Gabby, this is coming from an historical and prevalent undermining of black women and their beauty and worth. On the surface we may say we are all beautiful inside and out, but how much of the negative hype have African-American women themselves internalized?
Some would argue that a woman’s hair is her crown and glory, and I am not here to debate whether you want to rock the weave or go natural, but there seems to be a sort of collective consciousness of self-esteem issues if this much energy is given to this young lady’s hair.
It is like there was an unseen black female sports reporter during Gabby’s performance, giving secret commentary:
NBC Analyst 1: "She has shown such great poise during her overall performance."
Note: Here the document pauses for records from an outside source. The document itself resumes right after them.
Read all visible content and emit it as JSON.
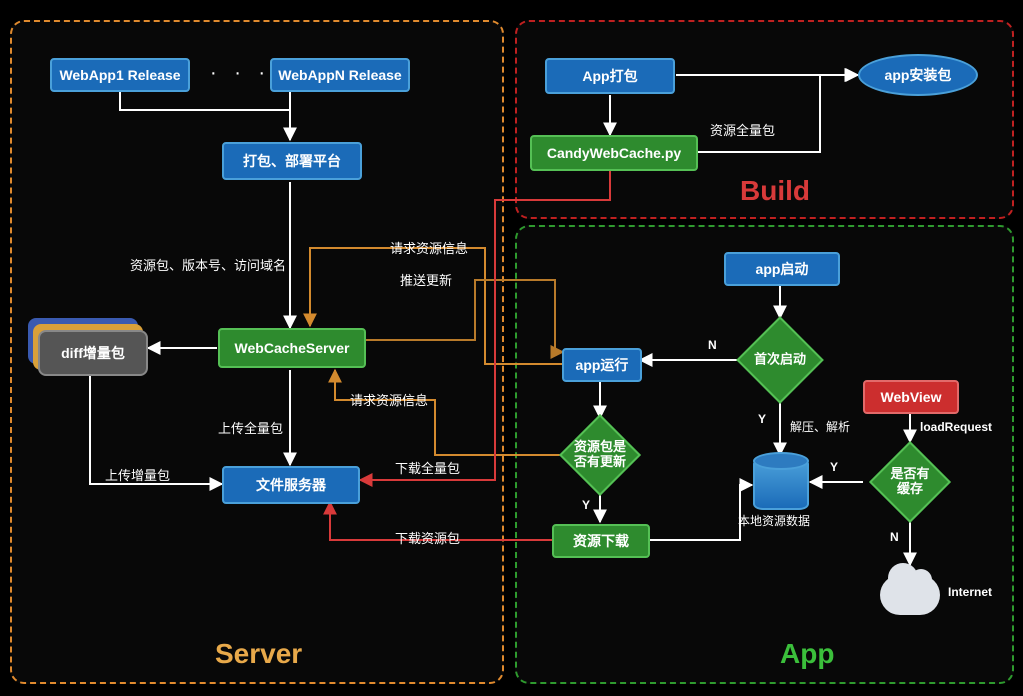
{
  "panels": {
    "server": {
      "label": "Server"
    },
    "build": {
      "label": "Build"
    },
    "app": {
      "label": "App"
    }
  },
  "nodes": {
    "webapp1": "WebApp1 Release",
    "webappn": "WebAppN Release",
    "ellipsis": "· · ·",
    "pack_platform": "打包、部署平台",
    "webcacheserver": "WebCacheServer",
    "fileserver": "文件服务器",
    "diff_pkg": "diff增量包",
    "app_pack": "App打包",
    "candy": "CandyWebCache.py",
    "app_install": "app安装包",
    "app_start": "app启动",
    "app_run": "app运行",
    "first_launch": "首次启动",
    "res_has_update": "资源包是\n否有更新",
    "res_download": "资源下载",
    "webview": "WebView",
    "has_cache": "是否有\n缓存",
    "internet": "Internet"
  },
  "edges": {
    "res_version_domain": "资源包、版本号、访问域名",
    "req_res_info_top": "请求资源信息",
    "push_update": "推送更新",
    "req_res_info_bot": "请求资源信息",
    "upload_full_pkg": "上传全量包",
    "upload_inc_pkg": "上传增量包",
    "download_full_pkg": "下载全量包",
    "download_res_pkg": "下载资源包",
    "res_full_pkg": "资源全量包",
    "first_launch_N": "N",
    "first_launch_Y": "Y",
    "unzip_parse": "解压、解析",
    "res_update_Y": "Y",
    "has_cache_Y": "Y",
    "has_cache_N": "N",
    "loadRequest": "loadRequest",
    "local_res_data": "本地资源数据"
  },
  "colors": {
    "blue": "#1b6bb8",
    "green": "#2e8b2e",
    "red": "#cc2e2e",
    "orange": "#e08a2e",
    "teal": "#d38a2e",
    "brown": "#b87a2a"
  }
}
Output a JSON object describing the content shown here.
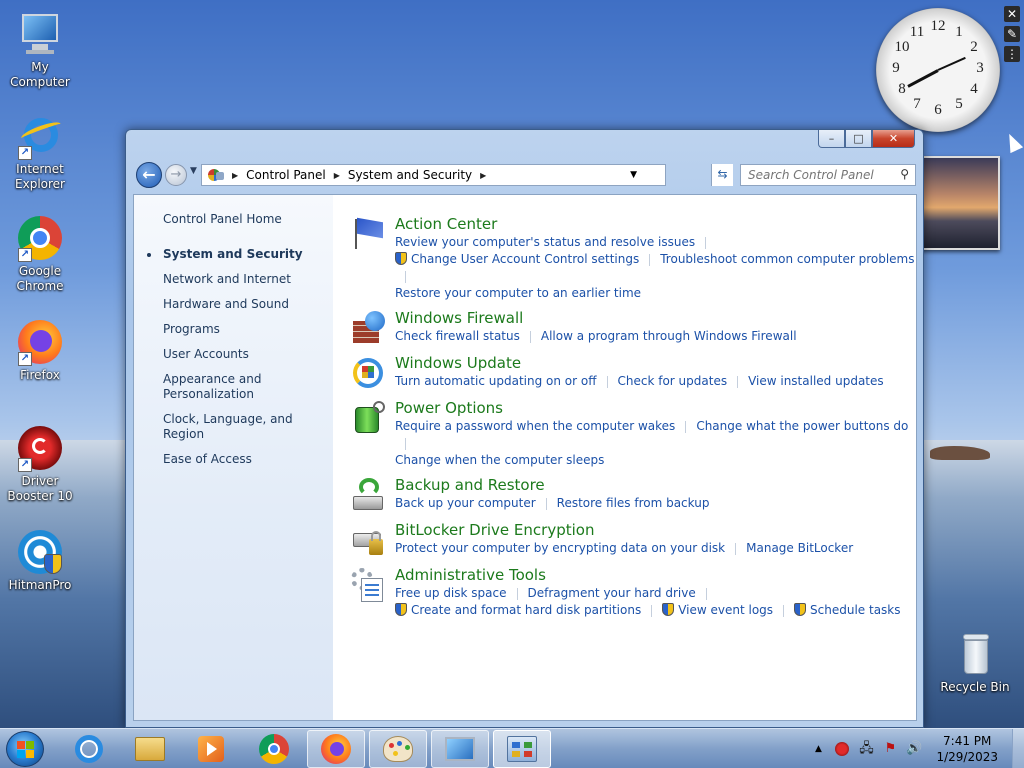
{
  "desktop": {
    "icons": [
      {
        "label": "My Computer"
      },
      {
        "label": "Internet Explorer"
      },
      {
        "label": "Google Chrome"
      },
      {
        "label": "Firefox"
      },
      {
        "label": "Driver Booster 10"
      },
      {
        "label": "HitmanPro"
      },
      {
        "label": "Recycle Bin"
      }
    ]
  },
  "clock_gadget": {
    "numbers": [
      "12",
      "1",
      "2",
      "3",
      "4",
      "5",
      "6",
      "7",
      "8",
      "9",
      "10",
      "11"
    ]
  },
  "window": {
    "buttons": {
      "minimize": "–",
      "maximize": "□",
      "close": "✕"
    },
    "address": {
      "crumbs": [
        "Control Panel",
        "System and Security"
      ]
    },
    "search": {
      "placeholder": "Search Control Panel"
    },
    "left_nav": {
      "home": "Control Panel Home",
      "items": [
        "System and Security",
        "Network and Internet",
        "Hardware and Sound",
        "Programs",
        "User Accounts",
        "Appearance and Personalization",
        "Clock, Language, and Region",
        "Ease of Access"
      ],
      "current_index": 0
    },
    "categories": [
      {
        "title": "Action Center",
        "icon": "flag-icon",
        "rows": [
          [
            {
              "text": "Review your computer's status and resolve issues",
              "shield": false
            }
          ],
          [
            {
              "text": "Change User Account Control settings",
              "shield": true
            },
            {
              "text": "Troubleshoot common computer problems",
              "shield": false
            }
          ],
          [
            {
              "text": "Restore your computer to an earlier time",
              "shield": false
            }
          ]
        ]
      },
      {
        "title": "Windows Firewall",
        "icon": "firewall-icon",
        "rows": [
          [
            {
              "text": "Check firewall status",
              "shield": false
            },
            {
              "text": "Allow a program through Windows Firewall",
              "shield": false
            }
          ]
        ]
      },
      {
        "title": "Windows Update",
        "icon": "windows-update-icon",
        "rows": [
          [
            {
              "text": "Turn automatic updating on or off",
              "shield": false
            },
            {
              "text": "Check for updates",
              "shield": false
            },
            {
              "text": "View installed updates",
              "shield": false
            }
          ]
        ]
      },
      {
        "title": "Power Options",
        "icon": "battery-icon",
        "rows": [
          [
            {
              "text": "Require a password when the computer wakes",
              "shield": false
            },
            {
              "text": "Change what the power buttons do",
              "shield": false
            }
          ],
          [
            {
              "text": "Change when the computer sleeps",
              "shield": false
            }
          ]
        ]
      },
      {
        "title": "Backup and Restore",
        "icon": "backup-icon",
        "rows": [
          [
            {
              "text": "Back up your computer",
              "shield": false
            },
            {
              "text": "Restore files from backup",
              "shield": false
            }
          ]
        ]
      },
      {
        "title": "BitLocker Drive Encryption",
        "icon": "bitlocker-icon",
        "rows": [
          [
            {
              "text": "Protect your computer by encrypting data on your disk",
              "shield": false
            },
            {
              "text": "Manage BitLocker",
              "shield": false
            }
          ]
        ]
      },
      {
        "title": "Administrative Tools",
        "icon": "admin-tools-icon",
        "rows": [
          [
            {
              "text": "Free up disk space",
              "shield": false
            },
            {
              "text": "Defragment your hard drive",
              "shield": false
            }
          ],
          [
            {
              "text": "Create and format hard disk partitions",
              "shield": true
            },
            {
              "text": "View event logs",
              "shield": true
            },
            {
              "text": "Schedule tasks",
              "shield": true
            }
          ]
        ]
      }
    ]
  },
  "taskbar": {
    "time": "7:41 PM",
    "date": "1/29/2023"
  },
  "colors": {
    "link": "#1c51a8",
    "category_title": "#1c7a1c",
    "nav_text": "#1e395b"
  }
}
NBC Analyst 2: "There was a slight hesitation in her initial approach to the balance beam but she pulled off an incredible routine."
Black Woman: "I have to say that her dismount earned her every bit of her overall score of 9.8, but truthfully I was too distracted by how busted her kitchen looked."
The sad thing is, this entire controversy speaks to a larger issue of some African American women’s obsession with hair. Chris Rock’s documentary pays homage to this ongoing fascination.
Gabby should be a role model for women committed to physical fitness, but we have women who would rather chance serious health concerns like obesity, high blood pressure and diabetes. They would risk loosing a foot because they don’t want to sweat their hair out.
Gabby, I say let your haters be your motivators. Diva, hold your brown-gelled head up high and introduce a new floor routine set to the music of India Arie’s “I Am Not My Hair” and laugh all the way to the bank with the millions you will earn in endorsements.
And possibly to placate some of your detractors, maybe one of those endorsements will be from a black hair care product….smile.